= Task directions =
Nothing in the entries may be altered; copy them in full.

Items from a dataset:
=== Begin Enclosure ===
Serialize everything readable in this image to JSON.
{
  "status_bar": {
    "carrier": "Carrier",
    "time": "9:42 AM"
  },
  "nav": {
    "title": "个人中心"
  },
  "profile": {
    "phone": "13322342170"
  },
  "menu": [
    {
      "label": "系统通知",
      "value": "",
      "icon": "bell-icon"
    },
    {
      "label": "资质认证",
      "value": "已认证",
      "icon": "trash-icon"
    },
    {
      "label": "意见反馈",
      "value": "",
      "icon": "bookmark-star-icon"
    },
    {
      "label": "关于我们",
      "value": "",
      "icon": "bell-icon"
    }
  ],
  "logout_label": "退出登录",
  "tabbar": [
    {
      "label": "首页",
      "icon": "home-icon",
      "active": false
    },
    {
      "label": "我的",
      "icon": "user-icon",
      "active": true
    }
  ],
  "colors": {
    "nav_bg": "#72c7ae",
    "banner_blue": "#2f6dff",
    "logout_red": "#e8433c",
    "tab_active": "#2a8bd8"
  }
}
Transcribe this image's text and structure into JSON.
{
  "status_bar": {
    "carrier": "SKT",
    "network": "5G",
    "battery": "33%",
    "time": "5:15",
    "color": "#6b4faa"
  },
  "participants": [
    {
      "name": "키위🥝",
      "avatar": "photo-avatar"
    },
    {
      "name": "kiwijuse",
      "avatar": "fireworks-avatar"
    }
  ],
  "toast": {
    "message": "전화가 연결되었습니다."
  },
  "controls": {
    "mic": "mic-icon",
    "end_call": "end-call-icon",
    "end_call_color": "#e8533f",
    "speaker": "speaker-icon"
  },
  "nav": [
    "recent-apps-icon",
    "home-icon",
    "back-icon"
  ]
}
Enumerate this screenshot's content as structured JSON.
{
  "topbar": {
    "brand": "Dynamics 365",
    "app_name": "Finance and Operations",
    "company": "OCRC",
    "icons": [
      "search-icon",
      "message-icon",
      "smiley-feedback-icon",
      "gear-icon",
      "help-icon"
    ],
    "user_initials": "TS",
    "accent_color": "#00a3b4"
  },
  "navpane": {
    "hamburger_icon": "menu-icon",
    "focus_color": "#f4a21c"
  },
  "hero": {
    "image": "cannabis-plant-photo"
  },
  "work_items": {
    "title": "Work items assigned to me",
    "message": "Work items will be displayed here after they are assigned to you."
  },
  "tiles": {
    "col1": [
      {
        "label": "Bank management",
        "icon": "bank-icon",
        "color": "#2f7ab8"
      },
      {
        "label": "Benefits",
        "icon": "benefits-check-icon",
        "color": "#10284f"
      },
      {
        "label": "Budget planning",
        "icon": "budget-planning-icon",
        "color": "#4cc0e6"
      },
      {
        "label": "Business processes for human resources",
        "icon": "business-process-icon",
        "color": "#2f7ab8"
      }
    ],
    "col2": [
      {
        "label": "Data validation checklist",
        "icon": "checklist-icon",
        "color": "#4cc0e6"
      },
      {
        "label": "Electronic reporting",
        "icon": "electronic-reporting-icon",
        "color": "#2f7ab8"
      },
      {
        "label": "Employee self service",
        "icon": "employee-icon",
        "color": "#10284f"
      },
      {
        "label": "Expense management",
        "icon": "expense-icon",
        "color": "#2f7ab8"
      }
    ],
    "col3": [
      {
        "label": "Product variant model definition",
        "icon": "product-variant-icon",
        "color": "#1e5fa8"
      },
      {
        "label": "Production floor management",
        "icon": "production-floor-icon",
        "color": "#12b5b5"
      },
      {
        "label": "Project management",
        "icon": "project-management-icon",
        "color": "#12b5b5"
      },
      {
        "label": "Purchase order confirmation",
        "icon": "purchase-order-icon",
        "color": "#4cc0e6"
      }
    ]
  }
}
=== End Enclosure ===
= Output of the exercise =
Serialize everything readable in this image to JSON.
{
  "status_bar": {
    "carrier": "Carrier",
    "time": "9:42 AM"
  },
  "nav": {
    "title": "个人中心"
  },
  "profile": {
    "phone": "13322342170"
  },
  "menu": [
    {
      "label": "系统通知",
      "value": "",
      "icon": "bell-icon"
    },
    {
      "label": "资质认证",
      "value": "已认证",
      "icon": "trash-icon"
    },
    {
      "label": "意见反馈",
      "value": "",
      "icon": "bookmark-star-icon"
    },
    {
      "label": "关于我们",
      "value": "",
      "icon": "bell-icon"
    }
  ],
  "logout_label": "退出登录",
  "tabbar": [
    {
      "label": "首页",
      "icon": "home-icon",
      "active": false
    },
    {
      "label": "我的",
      "icon": "user-icon",
      "active": true
    }
  ],
  "colors": {
    "nav_bg": "#72c7ae",
    "banner_blue": "#2f6dff",
    "logout_red": "#e8433c",
    "tab_active": "#2a8bd8"
  }
}
Transcribe this image's text and structure into JSON.
{
  "status_bar": {
    "carrier": "SKT",
    "network": "5G",
    "battery": "33%",
    "time": "5:15",
    "color": "#6b4faa"
  },
  "participants": [
    {
      "name": "키위🥝",
      "avatar": "photo-avatar"
    },
    {
      "name": "kiwijuse",
      "avatar": "fireworks-avatar"
    }
  ],
  "toast": {
    "message": "전화가 연결되었습니다."
  },
  "controls": {
    "mic": "mic-icon",
    "end_call": "end-call-icon",
    "end_call_color": "#e8533f",
    "speaker": "speaker-icon"
  },
  "nav": [
    "recent-apps-icon",
    "home-icon",
    "back-icon"
  ]
}
Enumerate this screenshot's content as structured JSON.
{
  "topbar": {
    "brand": "Dynamics 365",
    "app_name": "Finance and Operations",
    "company": "OCRC",
    "icons": [
      "search-icon",
      "message-icon",
      "smiley-feedback-icon",
      "gear-icon",
      "help-icon"
    ],
    "user_initials": "TS",
    "accent_color": "#00a3b4"
  },
  "navpane": {
    "hamburger_icon": "menu-icon",
    "focus_color": "#f4a21c"
  },
  "hero": {
    "image": "cannabis-plant-photo"
  },
  "work_items": {
    "title": "Work items assigned to me",
    "message": "Work items will be displayed here after they are assigned to you."
  },
  "tiles": {
    "col1": [
      {
        "label": "Bank management",
        "icon": "bank-icon",
        "color": "#2f7ab8"
      },
      {
        "label": "Benefits",
        "icon": "benefits-check-icon",
        "color": "#10284f"
      },
      {
        "label": "Budget planning",
        "icon": "budget-planning-icon",
        "color": "#4cc0e6"
      },
      {
        "label": "Business processes for human resources",
        "icon": "business-process-icon",
        "color": "#2f7ab8"
      }
    ],
    "col2": [
      {
        "label": "Data validation checklist",
        "icon": "checklist-icon",
        "color": "#4cc0e6"
      },
      {
        "label": "Electronic reporting",
        "icon": "electronic-reporting-icon",
        "color": "#2f7ab8"
      },
      {
        "label": "Employee self service",
        "icon": "employee-icon",
        "color": "#10284f"
      },
      {
        "label": "Expense management",
        "icon": "expense-icon",
        "color": "#2f7ab8"
      }
    ],
    "col3": [
      {
        "label": "Product variant model definition",
        "icon": "product-variant-icon",
        "color": "#1e5fa8"
      },
      {
        "label": "Production floor management",
        "icon": "production-floor-icon",
        "color": "#12b5b5"
      },
      {
        "label": "Project management",
        "icon": "project-management-icon",
        "color": "#12b5b5"
      },
      {
        "label": "Purchase order confirmation",
        "icon": "purchase-order-icon",
        "color": "#4cc0e6"
      }
    ]
  }
}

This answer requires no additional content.